Thursday, December 26, 2019

Geode of Blue Copper Sulfate Crystals Tutorial
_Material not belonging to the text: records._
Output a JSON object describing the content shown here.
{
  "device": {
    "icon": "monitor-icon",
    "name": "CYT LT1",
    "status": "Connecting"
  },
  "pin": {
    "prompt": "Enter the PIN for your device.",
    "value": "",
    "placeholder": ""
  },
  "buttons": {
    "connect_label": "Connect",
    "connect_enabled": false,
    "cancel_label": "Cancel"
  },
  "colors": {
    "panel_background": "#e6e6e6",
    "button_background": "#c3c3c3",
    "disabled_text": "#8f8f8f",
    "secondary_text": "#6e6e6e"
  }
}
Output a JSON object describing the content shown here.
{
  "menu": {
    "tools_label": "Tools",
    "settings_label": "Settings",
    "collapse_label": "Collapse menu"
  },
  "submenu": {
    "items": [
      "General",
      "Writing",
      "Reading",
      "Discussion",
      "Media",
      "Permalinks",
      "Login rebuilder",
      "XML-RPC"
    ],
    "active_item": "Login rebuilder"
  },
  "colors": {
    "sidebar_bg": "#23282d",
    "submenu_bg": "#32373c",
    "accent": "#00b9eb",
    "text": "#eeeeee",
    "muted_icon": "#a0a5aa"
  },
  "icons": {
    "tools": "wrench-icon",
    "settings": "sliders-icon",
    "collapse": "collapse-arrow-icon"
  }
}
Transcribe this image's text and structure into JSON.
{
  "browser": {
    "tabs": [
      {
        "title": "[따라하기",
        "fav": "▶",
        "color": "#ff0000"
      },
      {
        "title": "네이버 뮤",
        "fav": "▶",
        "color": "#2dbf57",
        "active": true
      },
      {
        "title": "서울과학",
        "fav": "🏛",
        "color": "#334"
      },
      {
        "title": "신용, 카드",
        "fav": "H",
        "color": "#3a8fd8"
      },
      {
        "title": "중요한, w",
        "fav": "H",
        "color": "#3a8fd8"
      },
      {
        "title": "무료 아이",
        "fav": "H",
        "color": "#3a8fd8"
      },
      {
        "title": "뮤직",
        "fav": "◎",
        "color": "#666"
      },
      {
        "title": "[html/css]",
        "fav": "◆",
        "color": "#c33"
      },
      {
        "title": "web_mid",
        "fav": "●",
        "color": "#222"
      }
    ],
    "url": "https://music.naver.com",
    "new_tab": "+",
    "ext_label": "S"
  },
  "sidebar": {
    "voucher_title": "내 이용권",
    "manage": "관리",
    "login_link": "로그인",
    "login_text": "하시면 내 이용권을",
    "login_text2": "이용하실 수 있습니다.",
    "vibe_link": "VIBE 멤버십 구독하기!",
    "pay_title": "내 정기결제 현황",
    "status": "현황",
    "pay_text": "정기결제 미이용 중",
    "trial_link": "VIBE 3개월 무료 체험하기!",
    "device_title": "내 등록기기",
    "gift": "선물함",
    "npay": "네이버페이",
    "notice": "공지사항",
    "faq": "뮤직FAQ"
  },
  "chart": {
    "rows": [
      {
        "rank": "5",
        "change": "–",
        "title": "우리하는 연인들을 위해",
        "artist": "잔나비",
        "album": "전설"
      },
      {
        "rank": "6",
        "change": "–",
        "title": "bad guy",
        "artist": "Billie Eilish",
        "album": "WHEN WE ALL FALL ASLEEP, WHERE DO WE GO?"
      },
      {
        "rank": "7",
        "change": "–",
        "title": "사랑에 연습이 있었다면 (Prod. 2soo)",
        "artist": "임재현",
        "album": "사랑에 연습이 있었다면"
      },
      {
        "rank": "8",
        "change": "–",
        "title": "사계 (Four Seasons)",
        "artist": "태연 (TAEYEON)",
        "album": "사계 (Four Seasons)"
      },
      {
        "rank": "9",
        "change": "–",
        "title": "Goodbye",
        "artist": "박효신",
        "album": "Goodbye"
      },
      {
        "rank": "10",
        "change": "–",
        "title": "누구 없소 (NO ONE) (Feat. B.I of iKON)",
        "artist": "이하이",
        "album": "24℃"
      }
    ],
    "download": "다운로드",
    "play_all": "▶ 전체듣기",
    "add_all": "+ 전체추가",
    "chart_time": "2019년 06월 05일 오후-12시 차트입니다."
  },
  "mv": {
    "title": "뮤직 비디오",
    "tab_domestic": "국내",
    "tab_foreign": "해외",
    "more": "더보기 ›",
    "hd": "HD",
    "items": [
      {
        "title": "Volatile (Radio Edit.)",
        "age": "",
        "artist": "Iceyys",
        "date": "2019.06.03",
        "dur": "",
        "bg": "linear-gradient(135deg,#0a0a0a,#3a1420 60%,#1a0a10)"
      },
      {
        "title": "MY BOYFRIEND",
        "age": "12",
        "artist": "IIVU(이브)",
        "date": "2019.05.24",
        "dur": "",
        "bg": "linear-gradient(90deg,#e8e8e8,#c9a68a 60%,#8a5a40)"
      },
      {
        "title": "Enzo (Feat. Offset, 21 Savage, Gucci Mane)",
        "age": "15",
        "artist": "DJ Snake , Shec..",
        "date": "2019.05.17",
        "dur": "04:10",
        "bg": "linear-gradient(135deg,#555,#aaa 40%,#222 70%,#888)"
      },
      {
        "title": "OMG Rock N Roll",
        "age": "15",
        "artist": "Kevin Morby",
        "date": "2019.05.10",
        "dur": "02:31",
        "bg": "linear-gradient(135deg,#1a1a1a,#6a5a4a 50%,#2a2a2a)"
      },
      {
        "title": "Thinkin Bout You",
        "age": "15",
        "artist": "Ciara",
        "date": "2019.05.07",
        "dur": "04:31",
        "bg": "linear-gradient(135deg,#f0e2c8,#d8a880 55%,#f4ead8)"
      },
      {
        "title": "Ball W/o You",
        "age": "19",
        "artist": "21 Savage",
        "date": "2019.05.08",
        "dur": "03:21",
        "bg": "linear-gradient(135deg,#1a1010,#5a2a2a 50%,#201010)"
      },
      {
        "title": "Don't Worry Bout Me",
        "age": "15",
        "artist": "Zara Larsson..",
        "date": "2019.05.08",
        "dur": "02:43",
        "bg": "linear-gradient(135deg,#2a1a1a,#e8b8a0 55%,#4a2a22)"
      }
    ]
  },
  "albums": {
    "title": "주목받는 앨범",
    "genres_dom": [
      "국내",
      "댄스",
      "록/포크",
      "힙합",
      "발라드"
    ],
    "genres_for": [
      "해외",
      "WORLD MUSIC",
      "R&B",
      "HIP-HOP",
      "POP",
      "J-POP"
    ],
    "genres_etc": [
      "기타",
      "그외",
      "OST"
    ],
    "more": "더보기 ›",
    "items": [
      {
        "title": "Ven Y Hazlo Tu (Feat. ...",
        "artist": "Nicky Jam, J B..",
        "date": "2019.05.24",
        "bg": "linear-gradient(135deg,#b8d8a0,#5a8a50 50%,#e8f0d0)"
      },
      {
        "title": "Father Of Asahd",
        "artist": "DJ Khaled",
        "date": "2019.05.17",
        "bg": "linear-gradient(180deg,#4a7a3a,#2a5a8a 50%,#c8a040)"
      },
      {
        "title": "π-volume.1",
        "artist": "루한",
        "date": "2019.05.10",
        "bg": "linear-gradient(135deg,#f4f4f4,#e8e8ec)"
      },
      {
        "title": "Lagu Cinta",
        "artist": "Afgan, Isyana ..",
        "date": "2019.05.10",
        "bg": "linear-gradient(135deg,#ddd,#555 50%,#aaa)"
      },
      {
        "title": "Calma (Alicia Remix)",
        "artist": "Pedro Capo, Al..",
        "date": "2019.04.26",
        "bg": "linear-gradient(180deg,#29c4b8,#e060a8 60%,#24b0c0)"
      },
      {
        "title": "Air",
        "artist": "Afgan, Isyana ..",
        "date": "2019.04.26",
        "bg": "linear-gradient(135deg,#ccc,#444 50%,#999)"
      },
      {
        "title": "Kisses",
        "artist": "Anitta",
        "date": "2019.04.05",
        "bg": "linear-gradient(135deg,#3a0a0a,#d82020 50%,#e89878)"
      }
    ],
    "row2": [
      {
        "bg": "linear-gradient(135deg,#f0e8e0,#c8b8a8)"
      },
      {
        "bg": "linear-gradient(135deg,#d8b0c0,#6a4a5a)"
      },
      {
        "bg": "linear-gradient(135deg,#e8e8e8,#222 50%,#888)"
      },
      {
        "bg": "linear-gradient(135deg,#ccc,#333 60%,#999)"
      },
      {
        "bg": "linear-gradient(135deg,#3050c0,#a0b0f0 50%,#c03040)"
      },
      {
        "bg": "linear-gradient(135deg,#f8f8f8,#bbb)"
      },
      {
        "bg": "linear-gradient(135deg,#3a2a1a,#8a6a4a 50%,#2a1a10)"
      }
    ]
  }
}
Geodes are a type of rock containing crystals. Normally, millions of years are required for flowing water and minerals to deposit crystals. You can make your own geode in only a few days. Grow beautiful translucent blue crystals of copper sulfate pentahydrate inside an egg shell to make your own geode. This project is of average difficulty and will take 2 to 3 days to finish. What You Need An eggHot waterCopper sulfate Heres How to Do It First, you need to prepare the eggshell. A natural geode forms inside a mineral. For this project, the mineral is the calcium carbonate of an eggshell. Carefully crack open an egg, discard the egg, and keep the shell. Clean the egg from the shell. Try for a clean break, to create two halves of the shell, or you may wish to just remove the top of the shell, for a more ball-shaped geode.In a separate container, add copper sulfate to 1/4 cup of hot water. The amount of copper sulfate isnt exact. You want to stir copper sulfate into the water until no more will dissolve. More is not better! It should take a few pinches of solid material to make a saturated solution.Pour the copper sulfate solution into the eggshell.Place the eggshell in a location where it can remain undisturbed for 2 to 3 days. You may want to place the eggshell in another container to keep it from falling over.Observe your geode each day. Crystals should appear by the end of the first day and will be at their best afte r the second or third day.You can pour out the solution and allow your geode to dry after a couple of days or you can let the solution fully evaporate (a  week or two). Tips for Making a Geode of Copper Sulfate Crystals Even a small increase in the temperature of the water will greatly affect the amount of copper sulfate (CuS04 . 5H20) that will dissolve.Copper sulfate is harmful if swallowed and can irritate skin and mucous membranes. In case of contact, rinse skin with water. If swallowed, give water and call a physician.Copper sulfate pentahydrate crystals contain water, so if you want to store your finished geode, keep it in a sealed container. Otherwise, water will evaporate from the crystals, leaving them dull and powdery. The gray or greenish powder is the anhydrous form of copper sulfate.The archaic name for copper (II) sulfate is blue vitriol.Copper sulfate is used in copper plating, blood tests for anemia, in algicides and fungicides, in textile manufacturing, and as a desiccant.